One of the best things about the book is that, like Rick Yancy's The Monstrumologist, it doesn't shy away from it's own subject matter: murder. Other YA novels tend to try to protect the reader because of the age group it's aimed at, but this one makes no effort to do so. The events are described in detail and Barry Lyga doesn't pull any punches. If you can't handle pretty gory accounts of horrific murders, turn back now. I appreciate that some YA books are super gory and graphic while others aren't, so people can choose for their comfort level. Despite the dark tone and subject matter, the book is actually very funny. Jazz's narrative is full of humor (mostly dark), making me laugh throughout the grisly plot.

I only had one problem with the book. His involvement with the police is a little unbelievable. At first, the police keep him out as they should because he's a high school student, but after the police get really desperate, they allow him to explore the crime scenes and involve him in the investigation. It's the only kind of meh part of a good book, so I overlooked it. I would definitely recommend this to teen and adult horror fans. ( )
  titania86 | Oct 18, 2014 |
I Hunt Killers is a suspenseful book that keeps the reader wanting to know whether the son of famous serial killer, Billy Dent, will indeed follow his father's footsteps into the family business. This book is a must read! ( )
  Michelle_Spires | Oct 17, 2014 |
Showing 1-5 of 79 (next | show all)
no reviews | add a review

» Add other authors

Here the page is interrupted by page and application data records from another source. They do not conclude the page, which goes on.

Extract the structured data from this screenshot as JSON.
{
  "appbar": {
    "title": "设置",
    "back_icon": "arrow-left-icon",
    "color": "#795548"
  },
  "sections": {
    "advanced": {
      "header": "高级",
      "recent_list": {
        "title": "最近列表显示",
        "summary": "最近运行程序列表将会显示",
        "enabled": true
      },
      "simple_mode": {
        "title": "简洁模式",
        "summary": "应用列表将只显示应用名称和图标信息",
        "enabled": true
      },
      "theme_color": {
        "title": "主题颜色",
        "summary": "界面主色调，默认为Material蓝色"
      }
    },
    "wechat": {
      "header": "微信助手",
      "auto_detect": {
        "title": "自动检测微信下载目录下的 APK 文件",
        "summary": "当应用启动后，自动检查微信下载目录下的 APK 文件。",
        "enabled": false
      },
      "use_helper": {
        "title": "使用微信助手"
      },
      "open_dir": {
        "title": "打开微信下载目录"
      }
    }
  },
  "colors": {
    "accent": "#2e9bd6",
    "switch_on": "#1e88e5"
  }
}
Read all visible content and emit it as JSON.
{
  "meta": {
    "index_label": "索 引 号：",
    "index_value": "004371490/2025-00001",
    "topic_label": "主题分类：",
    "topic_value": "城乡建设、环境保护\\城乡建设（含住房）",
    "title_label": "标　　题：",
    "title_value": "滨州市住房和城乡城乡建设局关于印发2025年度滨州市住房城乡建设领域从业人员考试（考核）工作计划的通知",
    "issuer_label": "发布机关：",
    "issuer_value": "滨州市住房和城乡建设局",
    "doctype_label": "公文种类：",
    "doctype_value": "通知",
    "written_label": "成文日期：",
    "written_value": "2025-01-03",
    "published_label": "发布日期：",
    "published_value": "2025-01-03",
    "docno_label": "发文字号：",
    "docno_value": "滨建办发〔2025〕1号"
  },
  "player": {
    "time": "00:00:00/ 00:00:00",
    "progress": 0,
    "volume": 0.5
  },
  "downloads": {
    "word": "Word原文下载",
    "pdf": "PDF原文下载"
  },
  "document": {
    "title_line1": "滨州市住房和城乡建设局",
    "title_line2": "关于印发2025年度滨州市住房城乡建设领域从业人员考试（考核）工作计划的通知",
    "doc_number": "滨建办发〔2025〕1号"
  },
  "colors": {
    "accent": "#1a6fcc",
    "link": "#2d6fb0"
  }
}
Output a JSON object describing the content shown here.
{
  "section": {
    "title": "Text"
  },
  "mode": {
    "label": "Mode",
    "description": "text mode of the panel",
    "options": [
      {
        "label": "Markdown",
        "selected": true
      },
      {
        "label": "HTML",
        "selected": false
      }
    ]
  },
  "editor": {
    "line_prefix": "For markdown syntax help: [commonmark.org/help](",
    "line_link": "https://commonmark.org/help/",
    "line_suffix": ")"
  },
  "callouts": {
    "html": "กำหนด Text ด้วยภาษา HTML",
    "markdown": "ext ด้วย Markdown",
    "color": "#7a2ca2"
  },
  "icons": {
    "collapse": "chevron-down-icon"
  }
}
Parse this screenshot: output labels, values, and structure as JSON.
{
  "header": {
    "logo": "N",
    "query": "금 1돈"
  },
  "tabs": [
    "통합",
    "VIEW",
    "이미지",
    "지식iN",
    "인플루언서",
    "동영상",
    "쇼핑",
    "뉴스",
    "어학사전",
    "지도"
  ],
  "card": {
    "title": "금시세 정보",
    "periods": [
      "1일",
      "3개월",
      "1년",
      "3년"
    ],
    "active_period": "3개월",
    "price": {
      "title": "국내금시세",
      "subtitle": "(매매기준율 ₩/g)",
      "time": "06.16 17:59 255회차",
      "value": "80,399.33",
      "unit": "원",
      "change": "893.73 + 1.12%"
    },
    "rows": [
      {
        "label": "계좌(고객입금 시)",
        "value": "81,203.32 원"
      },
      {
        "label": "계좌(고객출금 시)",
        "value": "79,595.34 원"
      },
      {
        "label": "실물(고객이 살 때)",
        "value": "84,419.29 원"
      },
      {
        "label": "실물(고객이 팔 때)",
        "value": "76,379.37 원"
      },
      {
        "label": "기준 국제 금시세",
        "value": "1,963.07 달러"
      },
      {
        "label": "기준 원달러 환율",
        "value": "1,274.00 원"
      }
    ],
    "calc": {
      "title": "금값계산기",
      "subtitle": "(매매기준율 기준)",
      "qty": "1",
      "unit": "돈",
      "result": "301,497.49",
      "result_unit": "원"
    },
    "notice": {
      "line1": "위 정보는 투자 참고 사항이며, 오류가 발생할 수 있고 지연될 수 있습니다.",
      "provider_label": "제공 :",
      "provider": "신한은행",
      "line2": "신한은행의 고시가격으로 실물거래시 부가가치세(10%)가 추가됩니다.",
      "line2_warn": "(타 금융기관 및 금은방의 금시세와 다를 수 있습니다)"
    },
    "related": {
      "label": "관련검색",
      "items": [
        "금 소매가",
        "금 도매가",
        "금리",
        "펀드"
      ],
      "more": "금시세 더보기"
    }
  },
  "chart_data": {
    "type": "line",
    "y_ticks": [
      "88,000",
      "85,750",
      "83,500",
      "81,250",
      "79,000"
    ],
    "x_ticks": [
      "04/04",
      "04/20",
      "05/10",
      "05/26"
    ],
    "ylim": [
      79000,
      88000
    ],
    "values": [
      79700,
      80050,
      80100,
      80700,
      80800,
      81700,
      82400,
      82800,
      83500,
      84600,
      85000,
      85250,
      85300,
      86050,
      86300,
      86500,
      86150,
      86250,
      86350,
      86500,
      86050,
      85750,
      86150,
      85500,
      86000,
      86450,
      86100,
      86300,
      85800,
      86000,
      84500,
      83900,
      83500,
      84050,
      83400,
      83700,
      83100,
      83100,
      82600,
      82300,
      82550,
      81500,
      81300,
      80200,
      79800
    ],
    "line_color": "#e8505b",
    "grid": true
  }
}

Author nameRoleType of authorWork?Status
Barry Lygaprimary authorall editionsconfirmed
Thurston, CharlieReadermain authorsome editionsconfirmed
Kinzel, FredÜbersetzersecondary authorsome editionsconfirmed
You must log in to edit Common Knowledge data.
For more help see the Common Knowledge help page.
Series (with order)
Canonical title
Original title
Alternative titles
Original publication date
Important places
Important events
Related movies
Awards and honors
Information from the German Common Knowledge. Edit to localize it to your language.
Für Alvina. Buchstäblich.
First words
Information from the German Common Knowledge. Edit to localize it to your language.
Als Jazz auf das Feld vor der Stadt hinauskam, war schon überall das gelbe Absperrband der Polizei gespannt und bildete eine Art taumelndes, windschiefes Sechseck.
Last words
Information from the German Common Knowledge. Edit to localize it to your language.
(Click to show. Warning: May contain spoilers.)
Disambiguation notice
Publisher's editors
Information from the German Common Knowledge. Edit to localize it to your language.
Publisher series
Original language

References to this work on external resources.

Wikipedia in English


Book description
Haiku summary

No descriptions found.

Seventeen-year-old Jazz learned all about being a serial killer from his notorious "Dear Old Dad," but believes he has a conscience that will help fight his own urges and right some of his father's wrongs, so he secretly helps the police apprehend the town's newest murderer, "The Impressionist."… (more)

(summary from another edition)

» see all 4 descriptions

Quick Links

Swap Ebooks Audio
62 wanted4 pay2 pay

Popular covers


Average: (4.09)
1.5 1
2 5
2.5 1
3 18
3.5 14
4 78
4.5 14
5 48

Is this you?

Become a LibraryThing Author.


Help/FAQs | About | Privacy/Terms | Blog | Contact | LibraryThing.com | APIs | WikiThing | Common Knowledge | Legacy Libraries | Early Reviewers | 96,554,616 books! | Top bar: Always visible